I promise not to rant on interminably about modern Montblancs. Just two other things I would mention: associating pens with dead artists and authors seems a spurious piece of marketing. In truth they had nothing to do with the pens. Secondly, drawing attention to yourself by flashing an expensive pen seems a bit jejune. But maybe that’s just me.

It was not always so. A few years ago I used to buy forties and fifties Montblancs to restore. Wonderful pens with outstanding nibs. They’ve gone a little beyond my budget now but I’m glad they’ve reached their proper level and are suitably appreciated.

Long before that Montblanc made many safety pens. The well-known White Top of 1912 and the famous Rouge et Noir of the same period are highly collectable – if you can find one!

In the twenties this beauty came along, another much-sought-after collector’s pen, photographed here with a fine Swan.

As well as being treasured by collectors these pens are perfectly practical writers. I’m told this one is somewhat stubbish. I love the nib – a real work of art.

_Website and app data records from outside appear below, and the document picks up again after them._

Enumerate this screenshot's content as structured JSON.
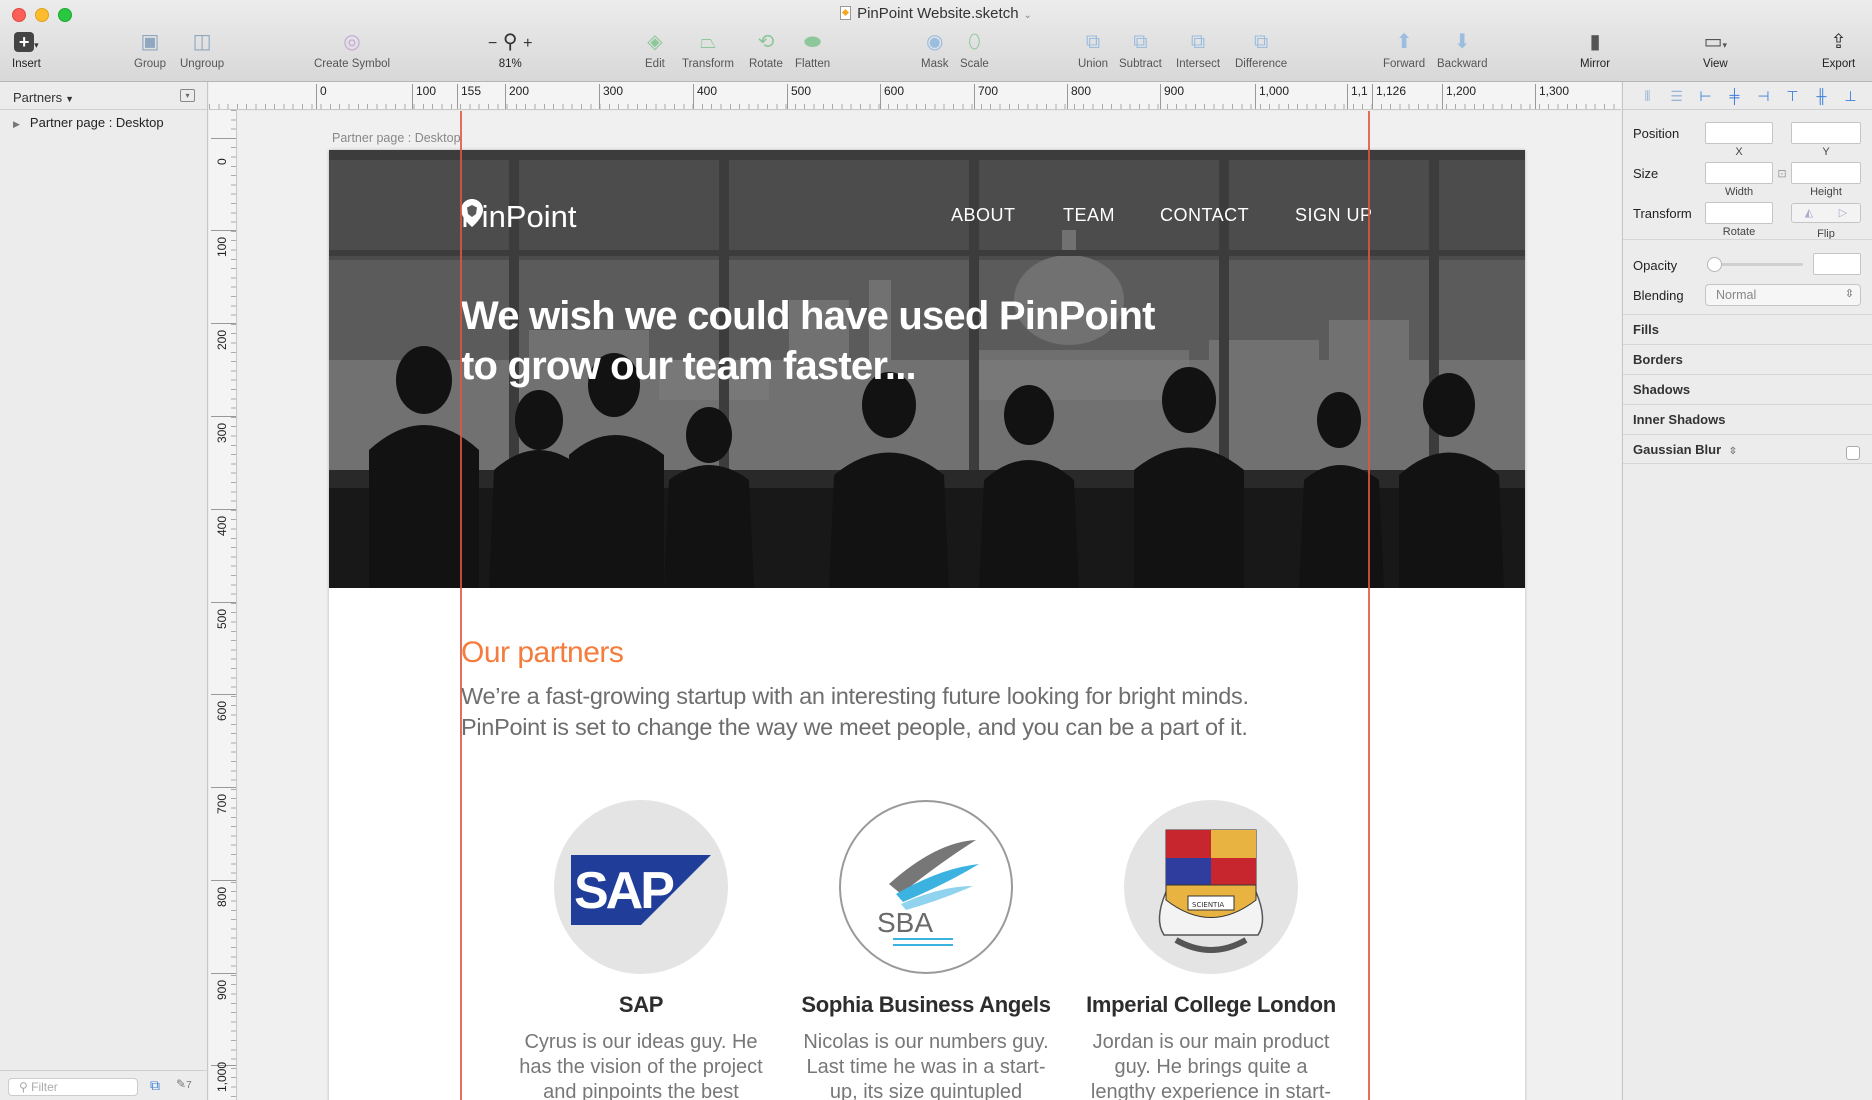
{
  "window": {
    "title": "PinPoint Website.sketch"
  },
  "toolbar": {
    "insert": "Insert",
    "group": "Group",
    "ungroup": "Ungroup",
    "create_symbol": "Create Symbol",
    "zoom_minus": "−",
    "zoom_plus": "+",
    "zoom_level": "81%",
    "edit": "Edit",
    "transform": "Transform",
    "rotate": "Rotate",
    "flatten": "Flatten",
    "mask": "Mask",
    "scale": "Scale",
    "union": "Union",
    "subtract": "Subtract",
    "intersect": "Intersect",
    "difference": "Difference",
    "forward": "Forward",
    "backward": "Backward",
    "mirror": "Mirror",
    "view": "View",
    "export": "Export"
  },
  "layers_panel": {
    "page_selector": "Partners",
    "items": [
      {
        "label": "Partner page : Desktop"
      }
    ],
    "filter_placeholder": "Filter",
    "footer_count": "7"
  },
  "rulers": {
    "horizontal": [
      "0",
      "100",
      "155",
      "200",
      "300",
      "400",
      "500",
      "600",
      "700",
      "800",
      "900",
      "1,000",
      "1,1",
      "1,126",
      "1,200",
      "1,300"
    ],
    "vertical": [
      "0",
      "100",
      "200",
      "300",
      "400",
      "500",
      "600",
      "700",
      "800",
      "900",
      "1,000"
    ]
  },
  "artboard": {
    "label": "Partner page : Desktop",
    "logo_text": "PinPoint",
    "nav": [
      "ABOUT",
      "TEAM",
      "CONTACT",
      "SIGN UP"
    ],
    "hero_line1": "We wish we could have used PinPoint",
    "hero_line2": "to grow our team faster...",
    "partners_heading": "Our partners",
    "partners_line1": "We’re a fast-growing startup with an interesting future looking for bright minds.",
    "partners_line2": "PinPoint is set to change the way we meet people, and you can be a part of it.",
    "partners": [
      {
        "name": "SAP",
        "desc": "Cyrus is our ideas guy. He has the vision of the project and pinpoints the best",
        "logo_text": "SAP"
      },
      {
        "name": "Sophia Business Angels",
        "desc": "Nicolas is our numbers guy. Last time he was in a start-up, its size quintupled",
        "logo_text": "SBA"
      },
      {
        "name": "Imperial College London",
        "desc": "Jordan is our main product guy. He brings quite a lengthy experience in start-",
        "logo_text": "SCIENTIA"
      }
    ]
  },
  "inspector": {
    "position": "Position",
    "x": "X",
    "y": "Y",
    "size": "Size",
    "width": "Width",
    "height": "Height",
    "transform": "Transform",
    "rotate": "Rotate",
    "flip": "Flip",
    "opacity": "Opacity",
    "blending": "Blending",
    "blending_value": "Normal",
    "sections": [
      "Fills",
      "Borders",
      "Shadows",
      "Inner Shadows",
      "Gaussian Blur"
    ]
  },
  "colors": {
    "accent_orange": "#f47c3c",
    "guide_red": "#e2553d",
    "sap_blue": "#1f3d99",
    "imperial_gold": "#e9b341"
  }
}
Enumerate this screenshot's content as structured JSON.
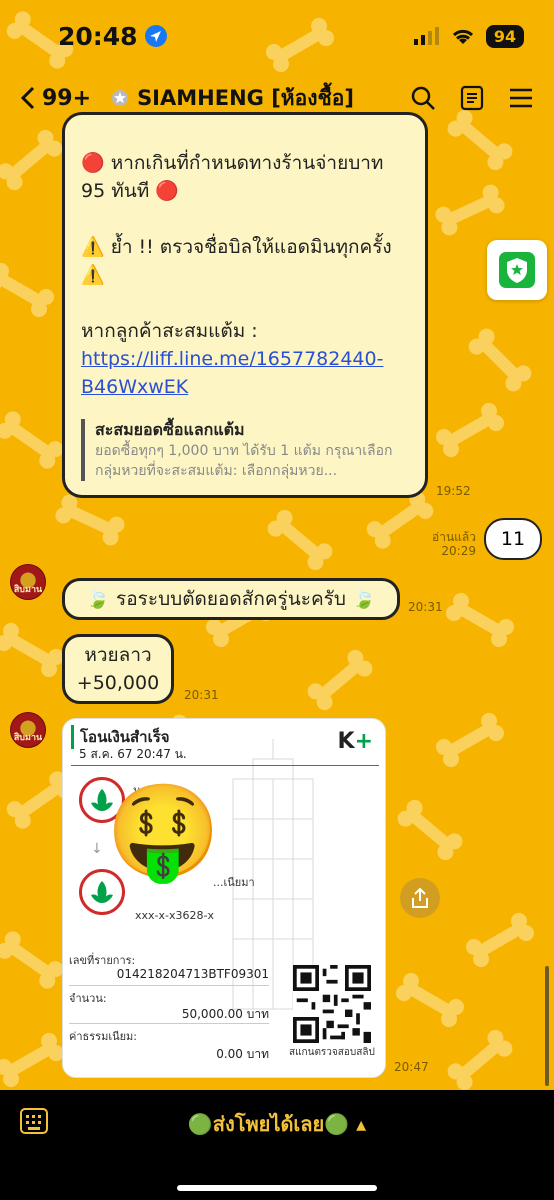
{
  "status_bar": {
    "time": "20:48",
    "battery": "94"
  },
  "header": {
    "back_count": "99+",
    "chat_title": "SIAMHENG [ห้องชื้อ]"
  },
  "messages": {
    "big": {
      "line1": "🔴 หากเกินที่กำหนดทางร้านจ่ายบาท 95 ทันที 🔴",
      "line2": "⚠️ ย้ำ !! ตรวจชื่อบิลให้แอดมินทุกครั้ง ⚠️",
      "line3_prefix": "หากลูกค้าสะสมแต้ม : ",
      "link": "https://liff.line.me/1657782440-B46WxwEK",
      "quote_title": "สะสมยอดซื้อแลกแต้ม",
      "quote_text": "ยอดซื้อทุกๆ 1,000 บาท ได้รับ 1 แต้ม กรุณาเลือกกลุ่มหวยที่จะสะสมแต้ม: เลือกกลุ่มหวย...",
      "time": "19:52"
    },
    "mine": {
      "read_label": "อ่านแล้ว",
      "time": "20:29",
      "text": "11"
    },
    "sticker": {
      "text": "🍃 รอระบบตัดยอดสักครู่นะครับ 🍃",
      "time": "20:31"
    },
    "lao": {
      "line1": "หวยลาว",
      "line2": "+50,000",
      "time": "20:31"
    },
    "slip": {
      "title": "โอนเงินสำเร็จ",
      "date": "5 ส.ค. 67  20:47 น.",
      "bank_logo_k": "K",
      "bank_logo_plus": "+",
      "from_name": "นาย...อ",
      "to_name": "...เนียมา",
      "to_account": "xxx-x-x3628-x",
      "ref_label": "เลขที่รายการ:",
      "ref_value": "014218204713BTF09301",
      "amount_label": "จำนวน:",
      "amount_value": "50,000.00 บาท",
      "fee_label": "ค่าธรรมเนียม:",
      "fee_value": "0.00 บาท",
      "qr_caption": "สแกนตรวจสอบสลิป",
      "time": "20:47"
    },
    "emoji": "🤑"
  },
  "avatar_label": "สิบมาน",
  "bottom_menu": {
    "label": "🟢ส่งโพยได้เลย🟢 ▴"
  },
  "colors": {
    "background": "#f6b400",
    "bubble": "#fdf6c4",
    "link": "#2a4fd6",
    "kbank_green": "#00a14b"
  }
}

Such Montblancs as these are expensive too, but worth every penny!

With thanks to Hans Gilliams for his excellent photographs.

Tuppence says

It’s very windy here today – 40mph gusts that would blow little me away so I’m staying indoors. Dad did the bare necessities outside and they’ve both been working on pens since. Seven restored so far and another two in progress. Me, I’ve been sitting around radiating waves of adorableness and sometimes going for a nap because it’s hard work being as totes adorbs as me.